Pennsylvania's asset-forfeiture laws, which turn property used in drug deals into funding for law enforcement, are designed to make Philadelphians safer and to make it harder for drug dealers to do their illegal work.

Drug dealers and the social rot that comes with their trade ruin neighborhoods - they bring addiction, illegal firearms, death, despair, and destruction. With our growing epidemic of prescription-drug and heroin overdoses, making it harder for dealers to operate by removing their profits and profit motive is a good thing.

Think about the kid who can't play outside anymore because he might get caught in the cross fire; the grandmother who's threatened by dealers when she just wants to sit on her porch; the homeowner whose only real investment is his house, but who has to watch its value plummet when his block becomes an open-air drug market.

Don't believe the claims that we are just snatching up property, mostly homes and autos, owned by random individuals who have nothing to do with drug dealing. A recent state audit shows that most Philadelphia forfeitures involve cash, not houses and cars. In fact, about 80 percent of what we collected in 2014 through the forfeiture process was cash, and that's generally cash seized directly from drug dealers. It's the lifeblood of their illegal, soul-destroying business.

In addition, all forfeitures, whether involving money or property, get adjudicated through a judicial process. District attorneys don't get to just take stuff; we have to prove that the property was used in drug dealing. We file petitions, go to court, and either have a hearing or reach a settlement - just like any other legal proceeding, criminal or civil.

Civil forfeiture works a lot like any lawsuit involving property. If you leave your building unsecured and a fire starts, or you leave your pool unfenced and a kid drowns, you can get sued. That's the idea behind drug forfeiture. If you endanger your community by allowing your property to be used for drug dealing, you may find yourself in court. You may not get convicted of a crime or go to jail, but you still violated state civil law.

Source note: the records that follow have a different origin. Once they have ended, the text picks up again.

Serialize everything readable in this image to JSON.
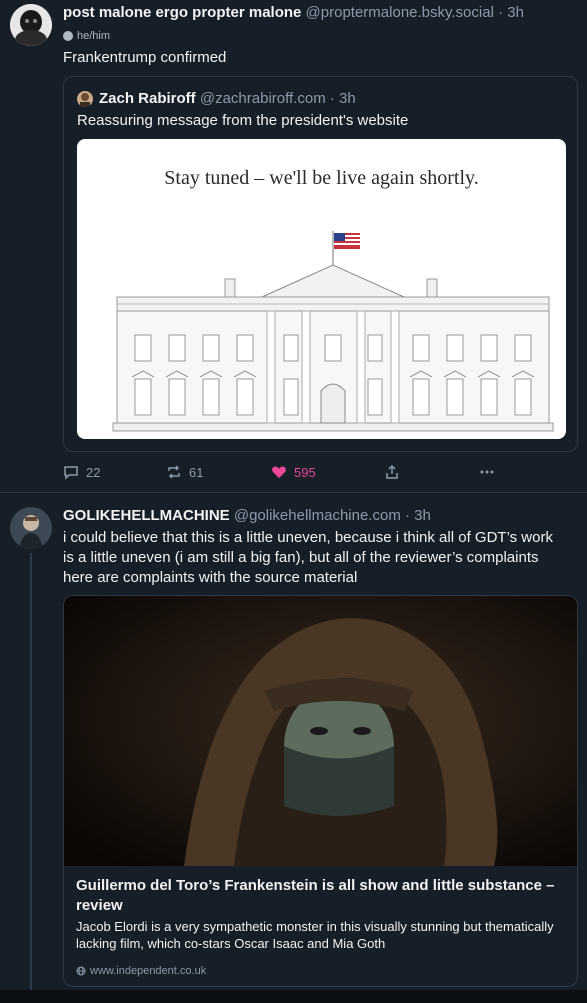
{
  "post1": {
    "author_name": "post malone ergo propter malone",
    "author_handle": "@proptermalone.bsky.social",
    "time_sep": " · ",
    "time": "3h",
    "pronouns": "he/him",
    "text": "Frankentrump confirmed",
    "quote": {
      "author_name": "Zach Rabiroff",
      "author_handle": "@zachrabiroff.com",
      "time_sep": " · ",
      "time": "3h",
      "text": "Reassuring message from the president's website",
      "image_text": "Stay tuned – we'll be live again shortly."
    },
    "actions": {
      "replies": "22",
      "reposts": "61",
      "likes": "595"
    }
  },
  "post2": {
    "author_name": "GOLIKEHELLMACHINE",
    "author_handle": "@golikehellmachine.com",
    "time_sep": " · ",
    "time": "3h",
    "text": "i could believe that this is a little uneven, because i think all of GDT’s work is a little uneven (i am still a big fan), but all of the reviewer’s complaints here are complaints with the source material",
    "link": {
      "title": "Guillermo del Toro’s Frankenstein is all show and little substance – review",
      "description": "Jacob Elordi is a very sympathetic monster in this visually stunning but thematically lacking film, which co-stars Oscar Isaac and Mia Goth",
      "domain": "www.independent.co.uk"
    }
  },
  "colors": {
    "background": "#161e27",
    "border": "#2e3a47",
    "muted_text": "#8c9aaa",
    "like_pink": "#ec4899"
  }
}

One of the features of that law is the "innocent owner" defense. It's a legal doctrine that permits people to show they weren't responsible for the illegal activity occurring on their property. But the truth is that forfeiture defendants have always had that right under the law - and many of them have invoked it. That's right and proper. I'm committed to using every tool that I have to make Philadelphians safer, but I'm going to do it fairly and within the law.

Other prosecutors do the same, on up to Eric Holder, the attorney general of the United States. Recently, Holder announced a change in forfeiture policy: He will no longer "adopt" forfeiture cases initiated by state and local police. But he's certainly not ending the program; he'll just concentrate on cases begun by the federal government itself. In fact, the nominee to succeed Holder, Loretta Lynch, stated in her confirmation hearing that she thinks "asset forfeiture is a wonderful tool."

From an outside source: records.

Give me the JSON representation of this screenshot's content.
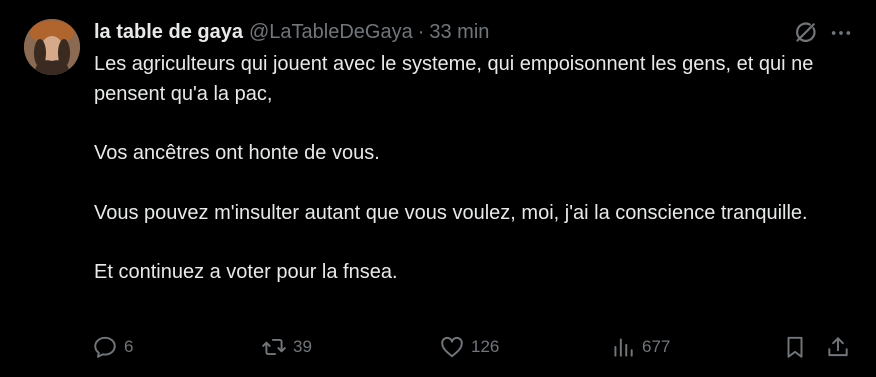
{
  "author": {
    "display_name": "la table de gaya",
    "handle": "@LaTableDeGaya",
    "separator": "·",
    "time": "33 min"
  },
  "top_icons": [
    "grok-icon",
    "more-icon"
  ],
  "body": {
    "paragraphs": [
      "Les agriculteurs qui jouent avec le systeme, qui empoisonnent les gens, et qui ne pensent qu'a la pac,",
      "Vos ancêtres ont honte de vous.",
      "Vous pouvez m'insulter autant que vous voulez, moi, j'ai la conscience tranquille.",
      "Et continuez a voter pour la fnsea."
    ]
  },
  "actions": {
    "replies": "6",
    "reposts": "39",
    "likes": "126",
    "views": "677"
  },
  "colors": {
    "background": "#000000",
    "text_primary": "#e7e9ea",
    "text_secondary": "#71767b"
  }
}
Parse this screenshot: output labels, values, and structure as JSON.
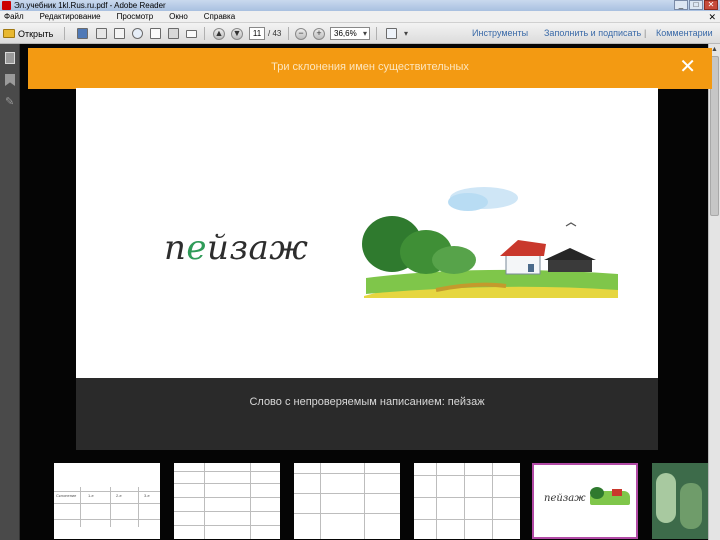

It's a tool used far more extensively by the feds than by local officials. In 2012, the last year I've seen figures for, the Justice Department seized almost $9 billion worth of property in civil, noncriminal proceedings. That's nine billion, with a B - or about 1,800 times more than the value of all the property seized that year in Philadelphia.

Important as forfeiture is, however, I certainly agree that the process should be as fair and efficient as possible. I'm always looking for ways to improve the criminal justice system. I've done it with better charging decisions, with streamlined guilty-plea processes, and with diversion and rehabilitation programs for young drug offenders and prostitution defendants.

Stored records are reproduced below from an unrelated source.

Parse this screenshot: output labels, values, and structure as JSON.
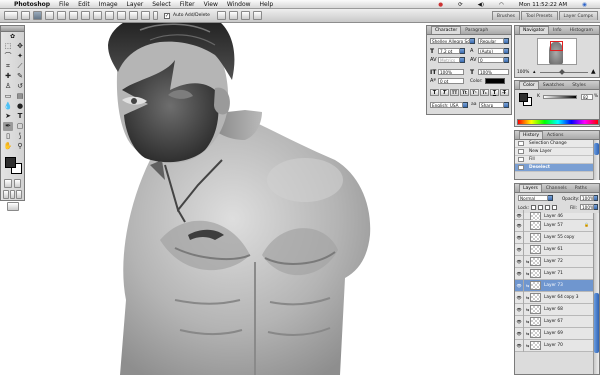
{
  "menubar": {
    "apple": "",
    "app": "Photoshop",
    "items": [
      "File",
      "Edit",
      "Image",
      "Layer",
      "Select",
      "Filter",
      "View",
      "Window",
      "Help"
    ],
    "clock": "Mon 11:52:22 AM"
  },
  "options": {
    "auto_add_delete_checked": true,
    "auto_add_delete_label": "Auto Add/Delete",
    "well_tabs": [
      "Brushes",
      "Tool Presets",
      "Layer Comps"
    ]
  },
  "character": {
    "tabs": [
      "Character",
      "Paragraph"
    ],
    "font_family": "Shelley Allegro Sc...",
    "font_style": "Regular",
    "font_size": "7.2 pt",
    "leading": "(Auto)",
    "kerning": "Metrics",
    "tracking": "0",
    "vscale": "100%",
    "hscale": "100%",
    "baseline": "0 pt",
    "color_label": "Color:",
    "style_buttons": [
      "T",
      "T",
      "TT",
      "Tt",
      "T¹",
      "T₁",
      "T",
      "T̶"
    ],
    "language": "English: USA",
    "antialias": "Sharp"
  },
  "navigator": {
    "tabs": [
      "Navigator",
      "Info",
      "Histogram"
    ],
    "zoom": "100%"
  },
  "color": {
    "tabs": [
      "Color",
      "Swatches",
      "Styles"
    ],
    "channel": "K",
    "value": "82",
    "percent": "%"
  },
  "history": {
    "tabs": [
      "History",
      "Actions"
    ],
    "items": [
      {
        "label": "Selection Change",
        "selected": false
      },
      {
        "label": "New Layer",
        "selected": false
      },
      {
        "label": "Fill",
        "selected": false
      },
      {
        "label": "Deselect",
        "selected": true
      }
    ]
  },
  "layers": {
    "tabs": [
      "Layers",
      "Channels",
      "Paths"
    ],
    "blend_mode": "Normal",
    "opacity_label": "Opacity:",
    "opacity": "100%",
    "lock_label": "Lock:",
    "fill_label": "Fill:",
    "fill": "100%",
    "rows": [
      {
        "name": "Layer 46",
        "selected": false,
        "linked": false,
        "partial": true
      },
      {
        "name": "Layer 57",
        "selected": false,
        "linked": false,
        "locked": true
      },
      {
        "name": "Layer 55 copy",
        "selected": false,
        "linked": false
      },
      {
        "name": "Layer 61",
        "selected": false,
        "linked": false
      },
      {
        "name": "Layer 72",
        "selected": false,
        "linked": true
      },
      {
        "name": "Layer 71",
        "selected": false,
        "linked": true
      },
      {
        "name": "Layer 73",
        "selected": true,
        "linked": true
      },
      {
        "name": "Layer 64 copy 3",
        "selected": false,
        "linked": true
      },
      {
        "name": "Layer 68",
        "selected": false,
        "linked": true
      },
      {
        "name": "Layer 67",
        "selected": false,
        "linked": true
      },
      {
        "name": "Layer 69",
        "selected": false,
        "linked": true
      },
      {
        "name": "Layer 70",
        "selected": false,
        "linked": true
      }
    ]
  },
  "colors": {
    "selection_blue": "#6f96cf",
    "panel_gray": "#dcdcdc",
    "foreground": "#2e2e2e",
    "background": "#ffffff"
  }
}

And I'm doing it now with forfeiture. Under my administration, we have taken significantly less property than was taken in previous years. I've created new, tighter protocols for house seizures, and I'm negotiating with members of the legislature about ways to reform the state forfeiture statute. I'll also be considering additional changes to Philadelphia's forfeiture procedures.

But the goal, at least for those who care about the real victims of rampant drug dealing, has to be to preserve this tool - not to destroy it.

R. Seth Williams is district attorney of Philadelphia.